Ever since Anna Kendrick was noticed in giving more spark to a supporting role in the first “Twilight” than it deserved, she has owned every supporting role that’s come her way. Here, it’s a joy to see her front and center, especially since she hasn’t sung in a film since her feature debut, 2003’s “Camp.” Pierced, tatted, and sporting black nail polish, Kendrick’s alternative Beca perfectly offsets the innocuous chasity of the ultra-perky Camp’s Aubrey with an acerbic but likable edge. Supporting her is an impressive supporting cast of fresh faces and established actors, each of them providing the film with plenty of loopy comic bits and ridiculously funny non sequiturs.
If “Bridesmaids,” “What to Expect When You’re Expecting,” and “Bachelorette” weren’t proof enough, Wilson is invaluable comedic TNT. As the brash, self-named “Fat Amy,” she’s hilarious, hijacking every scene with her incredible timing, brazen lack of filter, and confident let’s-party! body language.

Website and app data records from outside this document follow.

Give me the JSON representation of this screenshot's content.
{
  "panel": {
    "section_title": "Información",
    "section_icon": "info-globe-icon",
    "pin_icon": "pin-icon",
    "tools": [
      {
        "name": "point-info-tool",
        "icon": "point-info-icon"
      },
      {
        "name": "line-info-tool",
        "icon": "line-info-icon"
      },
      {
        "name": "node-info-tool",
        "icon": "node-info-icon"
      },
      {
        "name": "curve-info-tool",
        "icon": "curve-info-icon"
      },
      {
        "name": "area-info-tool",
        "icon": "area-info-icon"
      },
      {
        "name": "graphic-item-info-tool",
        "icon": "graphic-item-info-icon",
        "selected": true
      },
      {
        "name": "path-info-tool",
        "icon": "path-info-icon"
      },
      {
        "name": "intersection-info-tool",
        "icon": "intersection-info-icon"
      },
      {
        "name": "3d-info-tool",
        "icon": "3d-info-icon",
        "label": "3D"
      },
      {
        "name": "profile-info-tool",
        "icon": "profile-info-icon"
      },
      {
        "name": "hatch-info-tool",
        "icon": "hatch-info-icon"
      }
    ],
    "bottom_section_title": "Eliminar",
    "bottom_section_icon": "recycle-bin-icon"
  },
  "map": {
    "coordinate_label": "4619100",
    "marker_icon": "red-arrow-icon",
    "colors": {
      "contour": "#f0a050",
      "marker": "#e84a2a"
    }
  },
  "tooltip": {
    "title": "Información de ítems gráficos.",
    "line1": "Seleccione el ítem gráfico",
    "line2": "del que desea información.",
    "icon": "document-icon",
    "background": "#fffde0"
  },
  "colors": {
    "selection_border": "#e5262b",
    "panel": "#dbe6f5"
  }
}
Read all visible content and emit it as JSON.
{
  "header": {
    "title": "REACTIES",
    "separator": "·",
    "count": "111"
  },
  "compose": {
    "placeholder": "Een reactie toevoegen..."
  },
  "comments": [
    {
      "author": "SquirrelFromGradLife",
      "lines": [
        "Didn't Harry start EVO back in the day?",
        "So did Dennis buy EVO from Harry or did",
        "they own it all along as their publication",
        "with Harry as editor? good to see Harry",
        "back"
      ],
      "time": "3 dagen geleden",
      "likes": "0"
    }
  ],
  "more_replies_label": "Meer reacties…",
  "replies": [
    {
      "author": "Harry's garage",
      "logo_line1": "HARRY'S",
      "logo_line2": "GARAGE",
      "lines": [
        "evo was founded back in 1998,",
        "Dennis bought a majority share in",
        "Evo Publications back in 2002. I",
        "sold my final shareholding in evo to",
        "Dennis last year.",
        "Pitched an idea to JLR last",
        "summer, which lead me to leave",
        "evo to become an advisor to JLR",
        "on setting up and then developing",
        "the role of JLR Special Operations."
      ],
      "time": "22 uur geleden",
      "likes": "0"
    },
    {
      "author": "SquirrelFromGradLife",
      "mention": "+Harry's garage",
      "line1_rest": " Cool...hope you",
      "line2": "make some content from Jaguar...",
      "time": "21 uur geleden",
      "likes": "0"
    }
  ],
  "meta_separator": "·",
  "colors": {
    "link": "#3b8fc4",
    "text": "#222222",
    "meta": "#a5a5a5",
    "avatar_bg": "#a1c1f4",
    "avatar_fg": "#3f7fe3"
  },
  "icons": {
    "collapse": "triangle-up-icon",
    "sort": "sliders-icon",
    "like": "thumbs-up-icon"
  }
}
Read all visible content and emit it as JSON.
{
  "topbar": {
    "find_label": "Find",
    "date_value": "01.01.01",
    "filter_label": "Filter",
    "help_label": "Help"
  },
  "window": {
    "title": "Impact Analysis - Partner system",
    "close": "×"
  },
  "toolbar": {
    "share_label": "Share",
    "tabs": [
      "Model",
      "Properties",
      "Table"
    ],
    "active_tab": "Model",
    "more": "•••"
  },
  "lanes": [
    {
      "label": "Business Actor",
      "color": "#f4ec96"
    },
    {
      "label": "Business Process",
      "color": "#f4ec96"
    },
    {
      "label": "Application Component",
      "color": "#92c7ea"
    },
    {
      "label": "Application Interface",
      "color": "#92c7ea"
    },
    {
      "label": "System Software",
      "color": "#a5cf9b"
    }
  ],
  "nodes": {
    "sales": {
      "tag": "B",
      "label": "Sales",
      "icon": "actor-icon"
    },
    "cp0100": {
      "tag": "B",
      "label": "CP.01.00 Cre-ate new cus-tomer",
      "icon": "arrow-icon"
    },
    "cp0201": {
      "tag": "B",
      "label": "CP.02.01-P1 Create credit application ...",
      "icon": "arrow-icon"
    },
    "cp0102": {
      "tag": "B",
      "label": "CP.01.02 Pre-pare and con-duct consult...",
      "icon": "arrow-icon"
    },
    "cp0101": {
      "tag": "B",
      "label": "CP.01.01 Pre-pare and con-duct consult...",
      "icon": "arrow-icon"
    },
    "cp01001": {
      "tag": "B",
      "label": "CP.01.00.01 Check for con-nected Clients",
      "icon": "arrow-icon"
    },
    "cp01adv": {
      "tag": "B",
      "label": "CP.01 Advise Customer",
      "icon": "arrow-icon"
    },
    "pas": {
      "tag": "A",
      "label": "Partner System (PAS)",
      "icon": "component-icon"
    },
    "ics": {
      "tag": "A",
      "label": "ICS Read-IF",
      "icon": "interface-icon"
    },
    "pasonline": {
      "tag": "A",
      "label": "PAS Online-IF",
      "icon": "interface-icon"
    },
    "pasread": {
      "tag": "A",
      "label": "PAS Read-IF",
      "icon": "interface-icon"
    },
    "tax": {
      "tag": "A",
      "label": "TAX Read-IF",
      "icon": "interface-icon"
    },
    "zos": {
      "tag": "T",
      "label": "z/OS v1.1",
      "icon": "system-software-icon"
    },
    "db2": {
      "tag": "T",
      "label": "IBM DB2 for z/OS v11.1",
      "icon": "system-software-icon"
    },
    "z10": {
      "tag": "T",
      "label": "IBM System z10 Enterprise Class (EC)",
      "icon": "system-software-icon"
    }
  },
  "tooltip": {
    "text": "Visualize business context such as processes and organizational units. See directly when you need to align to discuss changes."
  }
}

Other standouts: a delightfully weird Hana Mae Lee, as the wide-eyed, mousy Lilly, whose quietly outrageous mutterings earn a laugh every time (“I set fires to feel joy”); Alex Knapp, as the proudly chesty sexpot; R&B singer Ester Dean, who showcases killer pipes as a handsy possible lesbian; and Jack Black-ish comedian Adam DeVine is amusingly obnoxious as the Treble Makers’ douchebag leader Bumper. “Spring Awakening’s” Skylar Astin is also a charmer as Jesse, a Treble Maker that flirts with Beca at their radio-station internship. Even if fraternizing with the enemy could cost Beca automatic expulsion from the Bellas, he introduces her to John Hughes’ “The Breakfast Club,” so you know the Simple Minds’ 1985 time-capsule “Don’t You (Forget About Me)” will make the soundtrack before the credits roll.
And Christopher Guest needs to make another mockumentary soon because John Michael Higgins and Elizabeth Banks (also a producer on the film) are a priceless hoot of spontaneity as the competitions’ color commentators, evoking Guest’s “Best in Show.”
Oh, and the musical performancesâ€”they’re all toe tappers. During a “Riff-off,” where the guy and girl groups face off with impromptu performances of common-themed songs, the selections range from Rihanna’s “S&M,” to Salt-n-Pepa’s “Let’s Talk About Sex,” Daoud Heidami’s “Feels Like The First Time,” and finally, Blackstreet’s “No Diggity.” Contemporary pop/hip-hop lovers need not worry that the questionable but undeniably catchy Miley Cyrus’ “Party In The USA” and Flo Rida’s “Right Around” are packed in as well.
“Pitch Perfect” is proof that sometimes it’s not what you do but how do you it. The story is protracted at 112 minutes and as predictable as they come, with obligatory father-daughter tension and romantic conflicts both being resolved in the nick of time, but the energy rarely falls into a lull. And some characters are so estranged from reality, but they’re endearingly odd and in accord with the overall tone that it hardly matters. Also, the comedy is so cheeky and constantly sharp that the film didn’t really need two projectile vomit gags. Even so, there’s a surprise the second time someone blows chunks.
Not to oversell the thing, but “Pitch Perfect” is more than just another throwaway crowd-pleaser. It’s a breezy, silly, but dexterous, blast that’sâ€”dare I say?â€””a ca-perfect” for the fall season before the big, serious Oscar bait comes rolling in.
112 min., rated PG-13.
Grade: B +